NE: You talked in the past about restructuring. Please, can you say specifically what you would want the country to do in that area? Are we going back to the regional structure like Chief Anyaoku suggested?
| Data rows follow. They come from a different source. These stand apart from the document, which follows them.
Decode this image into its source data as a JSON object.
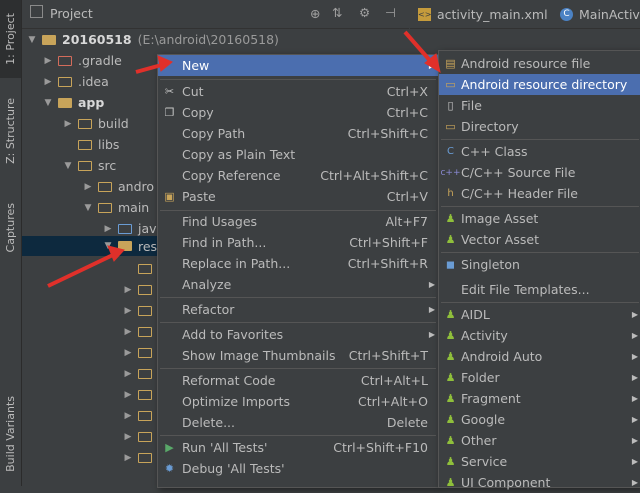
{
  "tool_strip": {
    "project": "1: Project",
    "structure": "Z: Structure",
    "captures": "Captures",
    "build_variants": "Build Variants"
  },
  "project_header": {
    "title": "Project",
    "icons": [
      "globe-icon",
      "collapse-icon",
      "gear-icon",
      "hide-icon"
    ]
  },
  "editor_tabs": [
    {
      "label": "activity_main.xml",
      "icon": "xml-file-icon"
    },
    {
      "label": "MainActivi",
      "icon": "class-icon"
    }
  ],
  "tree": {
    "root_name": "20160518",
    "root_path": "(E:\\android\\20160518)",
    "gradle": ".gradle",
    "idea": ".idea",
    "app": "app",
    "build": "build",
    "libs": "libs",
    "src": "src",
    "andro": "andro",
    "main": "main",
    "java": "java",
    "res": "res"
  },
  "context_menu": [
    {
      "label": "New",
      "selected": true,
      "submenu": true
    },
    {
      "sep": true
    },
    {
      "label": "Cut",
      "shortcut": "Ctrl+X",
      "icon": "scissors-icon"
    },
    {
      "label": "Copy",
      "shortcut": "Ctrl+C",
      "icon": "copy-icon"
    },
    {
      "label": "Copy Path",
      "shortcut": "Ctrl+Shift+C"
    },
    {
      "label": "Copy as Plain Text",
      "shortcut": ""
    },
    {
      "label": "Copy Reference",
      "shortcut": "Ctrl+Alt+Shift+C"
    },
    {
      "label": "Paste",
      "shortcut": "Ctrl+V",
      "icon": "paste-icon"
    },
    {
      "sep": true
    },
    {
      "label": "Find Usages",
      "shortcut": "Alt+F7"
    },
    {
      "label": "Find in Path...",
      "shortcut": "Ctrl+Shift+F"
    },
    {
      "label": "Replace in Path...",
      "shortcut": "Ctrl+Shift+R"
    },
    {
      "label": "Analyze",
      "submenu": true
    },
    {
      "sep": true
    },
    {
      "label": "Refactor",
      "submenu": true
    },
    {
      "sep": true
    },
    {
      "label": "Add to Favorites",
      "submenu": true
    },
    {
      "label": "Show Image Thumbnails",
      "shortcut": "Ctrl+Shift+T"
    },
    {
      "sep": true
    },
    {
      "label": "Reformat Code",
      "shortcut": "Ctrl+Alt+L"
    },
    {
      "label": "Optimize Imports",
      "shortcut": "Ctrl+Alt+O"
    },
    {
      "label": "Delete...",
      "shortcut": "Delete"
    },
    {
      "sep": true
    },
    {
      "label": "Run 'All Tests'",
      "shortcut": "Ctrl+Shift+F10",
      "icon": "run-icon"
    },
    {
      "label": "Debug 'All Tests'",
      "shortcut": "",
      "icon": "debug-icon"
    }
  ],
  "new_submenu": [
    {
      "label": "Android resource file",
      "icon": "android-resource-file-icon"
    },
    {
      "label": "Android resource directory",
      "selected": true,
      "icon": "folder-icon"
    },
    {
      "label": "File",
      "icon": "file-icon"
    },
    {
      "label": "Directory",
      "icon": "folder-icon"
    },
    {
      "sep": true
    },
    {
      "label": "C++ Class",
      "icon": "cpp-class-icon"
    },
    {
      "label": "C/C++ Source File",
      "icon": "cpp-source-icon"
    },
    {
      "label": "C/C++ Header File",
      "icon": "cpp-header-icon"
    },
    {
      "sep": true
    },
    {
      "label": "Image Asset",
      "icon": "android-icon"
    },
    {
      "label": "Vector Asset",
      "icon": "android-icon"
    },
    {
      "sep": true
    },
    {
      "label": "Singleton",
      "icon": "singleton-icon"
    },
    {
      "label": "Edit File Templates...",
      "icon": ""
    },
    {
      "sep": true
    },
    {
      "label": "AIDL",
      "icon": "android-icon",
      "submenu": true
    },
    {
      "label": "Activity",
      "icon": "android-icon",
      "submenu": true
    },
    {
      "label": "Android Auto",
      "icon": "android-icon",
      "submenu": true
    },
    {
      "label": "Folder",
      "icon": "android-icon",
      "submenu": true
    },
    {
      "label": "Fragment",
      "icon": "android-icon",
      "submenu": true
    },
    {
      "label": "Google",
      "icon": "android-icon",
      "submenu": true
    },
    {
      "label": "Other",
      "icon": "android-icon",
      "submenu": true
    },
    {
      "label": "Service",
      "icon": "android-icon",
      "submenu": true
    },
    {
      "label": "UI Component",
      "icon": "android-icon",
      "submenu": true
    }
  ],
  "colors": {
    "selection": "#4b6eaf",
    "background": "#3c3f41",
    "annotation_arrow": "#e0302a"
  }
}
We are going back to the 1963 Constitution, amended to bring it in line with the present reality. In other words, we will not have to have regions because that is more difficult. Ideally, that would have been the best thing. If you ask me how we should restructure, I would say we should have about eight regions. The present six zones but the North-Central zone should be divided into two, East and West. The South-South should be divided into two, old Bendel or Mid-West and the rest of it. That’s what I would have suggested but I am realistic enough to know that those who are already in government, in states or zones are even asking for more states regardless of the fact that most of the present states are not viable. We may retain them but transfer more powers to them for them to keep more of their resources and have more political powers in various areas in which they are presently deprived. Let me give you a simple example. There is no reason why local government should feature in any federal Constitution because a local government is the creature of the state. The state ought to have the power to create as many local governments as possible without reference to the federal government. But should be compelled to fund them exclusively. As it is now, the federal government is funding local governments so people are fighting to increase local government because that means getting more money from the federation account. Therefore, the federal government is put in a position to reject or to grant creation through the National Assembly. Like the one in Lagos State, it passed through all the stages but when it got to the National Assembly, they put a stop to it and that was the end. The other thing I wanted to mention is related to the federation account. For me, the presence of a federation account, which compels states to go cap-in-hand every month to beg for money like civil servants on monthly pay is wrong. I think we should abolish the federation accounts. Let states just rely on their own resources. What used to happen is this: First, state resources were divided into three. Whatever you are able to produce, 50 percent belongs to you, 20 percent was sent to the federal government, and 30 percent was in a distributable pool. Then you look at all the states in the country, which are the ones most in need, you now give them the bulk of the 30 percent.
This interview was published in Next Edition